* **YOUR INSTRUCTIONS**
Could you filter the records below and keep only the lines with the word "JSON"?
BEGIN LISTED ENTRIES
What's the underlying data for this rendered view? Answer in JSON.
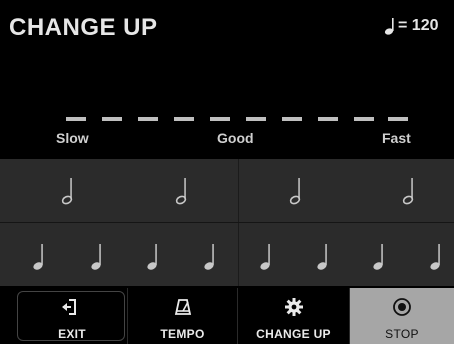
{
  "header": {
    "title": "CHANGE UP",
    "tempo_value": "= 120",
    "tempo_icon": "quarter-note-icon"
  },
  "meter": {
    "labels": {
      "slow": "Slow",
      "good": "Good",
      "fast": "Fast"
    },
    "segment_count": 10
  },
  "rows": {
    "top": {
      "note_type": "half-note",
      "note_count": 4
    },
    "bottom": {
      "note_type": "quarter-note",
      "note_count": 8
    }
  },
  "toolbar": {
    "exit": {
      "label": "EXIT",
      "icon": "exit-icon"
    },
    "tempo": {
      "label": "TEMPO",
      "icon": "metronome-icon"
    },
    "change_up": {
      "label": "CHANGE UP",
      "icon": "gear-icon"
    },
    "stop": {
      "label": "STOP",
      "icon": "stop-icon",
      "active": true
    }
  },
  "colors": {
    "background": "#000000",
    "row_background": "#2b2b2b",
    "meter_segment": "#bfbfbf",
    "active_button": "#a6a6a6",
    "text": "#e6e6e6"
  }
}
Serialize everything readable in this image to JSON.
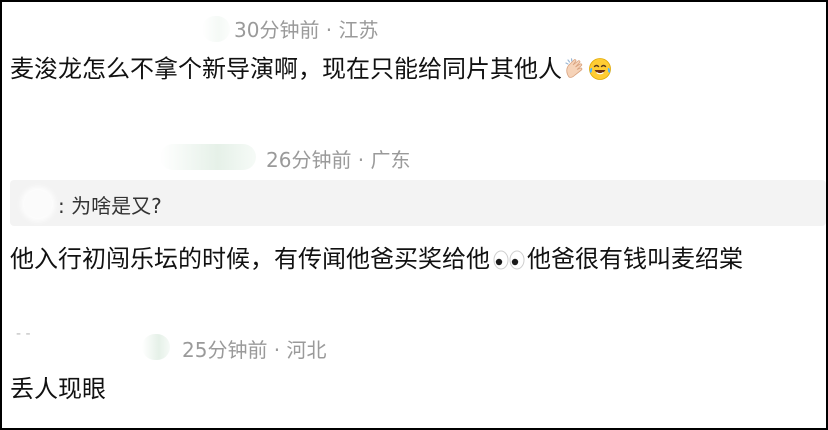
{
  "comments": [
    {
      "meta": "30分钟前 · 江苏",
      "text": "麦浚龙怎么不拿个新导演啊，现在只能给同片其他人",
      "emojis": [
        "clapping-hands-icon",
        "tears-of-joy-icon"
      ]
    },
    {
      "meta": "26分钟前 · 广东",
      "quote": "为啥是又?",
      "text_before_eyes": "他入行初闯乐坛的时候，有传闻他爸买奖给他",
      "text_after_eyes": "他爸很有钱叫麦绍棠",
      "emojis": [
        "eyes-icon"
      ]
    },
    {
      "meta": "25分钟前 · 河北",
      "text": "丢人现眼"
    }
  ]
}
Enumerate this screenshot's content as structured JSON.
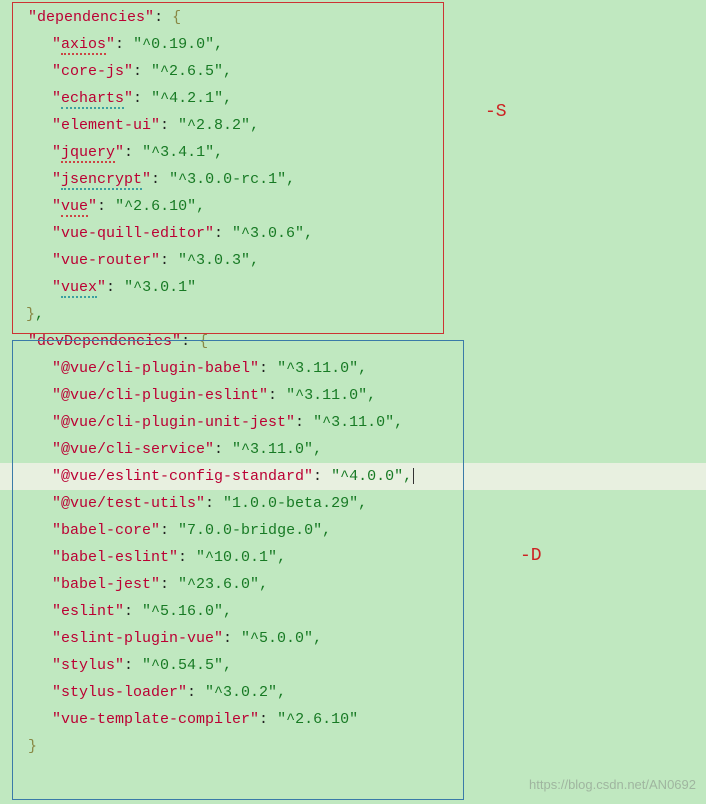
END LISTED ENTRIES
* **TASK SOLUTION**
What's the underlying data for this rendered view? Answer in JSON.
Serialize everything readable in this image to JSON.
Enumerate this screenshot's content as structured JSON.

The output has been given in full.